The Salmonella outbreaks at the Fig & Olive restaurant in Washington, D.C. and Chipotle restaurants in Minnesota are not uncommon. Just in the last year, there have been six other Salmonella outbreaks linked to restaurants in the United States.
Contaminated cucumbers sold in salads at Red Lobster restaurants in Minnesota sickened many people with Salmonella infections this summer. A Salmonella outbreak linked to the deli at the Boise Co-op in Idaho this summer sickened almost 300 people. A Salmonella outbreak at Seattle’s Tallulah restaurant sickened at least 16 people in July, linked to a sauce made from raw eggs. An outbreak at the Tarheel Q restaurant in North Carolina in June and July sickened almost 200 people. A Salmonella outbreak at the X10 restaurant in Dalhart, Texas last spring sickened 64 people. And at least 19 people eating at the Delaney House restaurant in Massachusetts last winter were sickened with Salmonella infections.
Eating or drinking at these restaurants is obviously the common link between all who got sick. But how does the food become contaminated in the first place, and how do investigators solve these outbreaks?
When an outbreak occurs at several restaurants that are part of a chain, investigators look at the food that is common to all of them. Fresh produce is suspected in the Salmonella outbreak at Minnesota Chipotle restaurants. The produce used in those restaurants is traced back to a supplier.

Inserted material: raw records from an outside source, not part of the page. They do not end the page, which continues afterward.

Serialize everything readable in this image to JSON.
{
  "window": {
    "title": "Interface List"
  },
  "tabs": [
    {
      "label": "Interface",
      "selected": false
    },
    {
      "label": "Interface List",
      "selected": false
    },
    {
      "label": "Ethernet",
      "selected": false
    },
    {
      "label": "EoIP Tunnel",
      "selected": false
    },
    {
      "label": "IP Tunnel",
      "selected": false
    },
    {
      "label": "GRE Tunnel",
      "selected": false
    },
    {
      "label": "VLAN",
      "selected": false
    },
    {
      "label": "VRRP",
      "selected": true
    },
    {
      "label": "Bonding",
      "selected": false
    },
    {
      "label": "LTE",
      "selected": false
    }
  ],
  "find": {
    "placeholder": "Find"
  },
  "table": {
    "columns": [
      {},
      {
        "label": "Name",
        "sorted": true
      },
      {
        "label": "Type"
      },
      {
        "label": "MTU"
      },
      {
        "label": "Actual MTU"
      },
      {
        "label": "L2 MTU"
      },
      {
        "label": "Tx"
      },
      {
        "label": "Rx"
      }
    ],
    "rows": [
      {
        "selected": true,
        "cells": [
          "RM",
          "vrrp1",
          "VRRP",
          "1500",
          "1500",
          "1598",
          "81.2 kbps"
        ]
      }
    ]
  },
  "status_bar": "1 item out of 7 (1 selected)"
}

Environmental testing is conducted at that facility and in the restaurants to try to pinpoint the bacterial source.
Public health officials interview patients to see what foods they ate at the restaurant and ask them to list other things they ate before they got sick. A questionnaire is usually sent out to patients. This tactic can narrow down the foods officials test. If a common food is statistically tied to the outbreak, traceback investigations look at the supplier and sources.
Outbreaks at an individual restaurant can be more difficult to solve. Officials concentrate on the foods eaten by patients, and look at the employees to see if any of them were working while sick. Environmental testing is also conducted. Investigators take swabs of the kitchen, serving trays, the dining room, and utensils to see if any were contaminated. They also investigate how food is held and served, and if any food safety regulations, such as temperature or storage, have been violated.

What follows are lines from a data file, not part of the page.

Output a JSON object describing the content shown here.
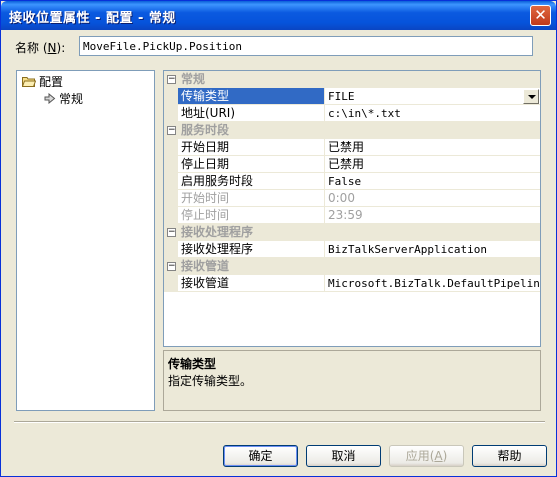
{
  "window": {
    "title": "接收位置属性 - 配置 - 常规",
    "close_glyph": "✕"
  },
  "name_field": {
    "label": "名称",
    "mnemonic_open": "(",
    "mnemonic": "N",
    "mnemonic_close": "):",
    "value": "MoveFile.PickUp.Position"
  },
  "tree": {
    "root_label": "配置",
    "child_label": "常规"
  },
  "properties": {
    "categories": {
      "general": "常规",
      "service_window": "服务时段",
      "receive_handler": "接收处理程序",
      "receive_pipeline": "接收管道"
    },
    "rows": {
      "transport_type": {
        "name": "传输类型",
        "value": "FILE"
      },
      "address": {
        "name": "地址(URI)",
        "value": "c:\\in\\*.txt"
      },
      "start_date": {
        "name": "开始日期",
        "value": "已禁用"
      },
      "stop_date": {
        "name": "停止日期",
        "value": "已禁用"
      },
      "enable_service_window": {
        "name": "启用服务时段",
        "value": "False"
      },
      "start_time": {
        "name": "开始时间",
        "value": "0:00"
      },
      "stop_time": {
        "name": "停止时间",
        "value": "23:59"
      },
      "receive_handler": {
        "name": "接收处理程序",
        "value": "BizTalkServerApplication"
      },
      "receive_pipeline": {
        "name": "接收管道",
        "value": "Microsoft.BizTalk.DefaultPipelines."
      }
    },
    "toggle_glyph": "−"
  },
  "description": {
    "title": "传输类型",
    "text": "指定传输类型。"
  },
  "buttons": {
    "ok": "确定",
    "cancel": "取消",
    "apply": "应用",
    "apply_mnemonic_open": "(",
    "apply_mnemonic": "A",
    "apply_mnemonic_close": ")",
    "help": "帮助"
  },
  "colors": {
    "titlebar": "#0653db",
    "selection": "#316ac5",
    "dialog_bg": "#ece9d8"
  }
}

If you ate at the Fig & Olive restaurant in Washington D.C., at Chipotle restaurants or Red Lobster restaurants in Minnesota and have experienced the symptoms of Salmonella food poisoning, see your doctor. Ask for a stool sample test and tell her that you ate at one of these restaurants.

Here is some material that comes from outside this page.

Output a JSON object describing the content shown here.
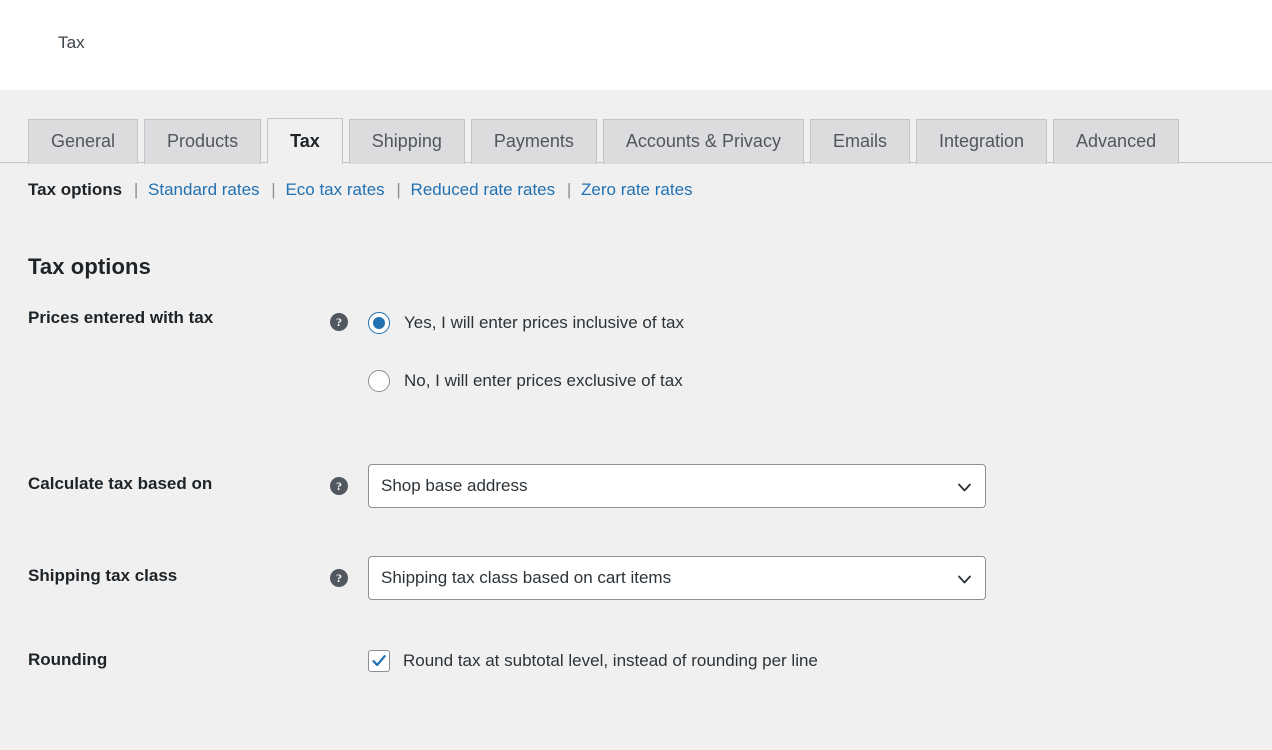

Those symptoms include nausea, vomiting, abdominal pain, diarrhea that may be bloody, fever, chills, headache, and muscle pains. The symptoms begin six to seventy-two hours after exposure to the pathogenic bacteria. Most people recover within four to seven days, but some people must be hospitalized because their illness is so severe.
There is really no way to protect yourself against food poisoning from restaurants. Just note the cleanliness of the place before you order. Watch out for signs of problems such as a dirty floor or unclean utensils. And if you do get sick after eating at a restaurant, see your doctor for help.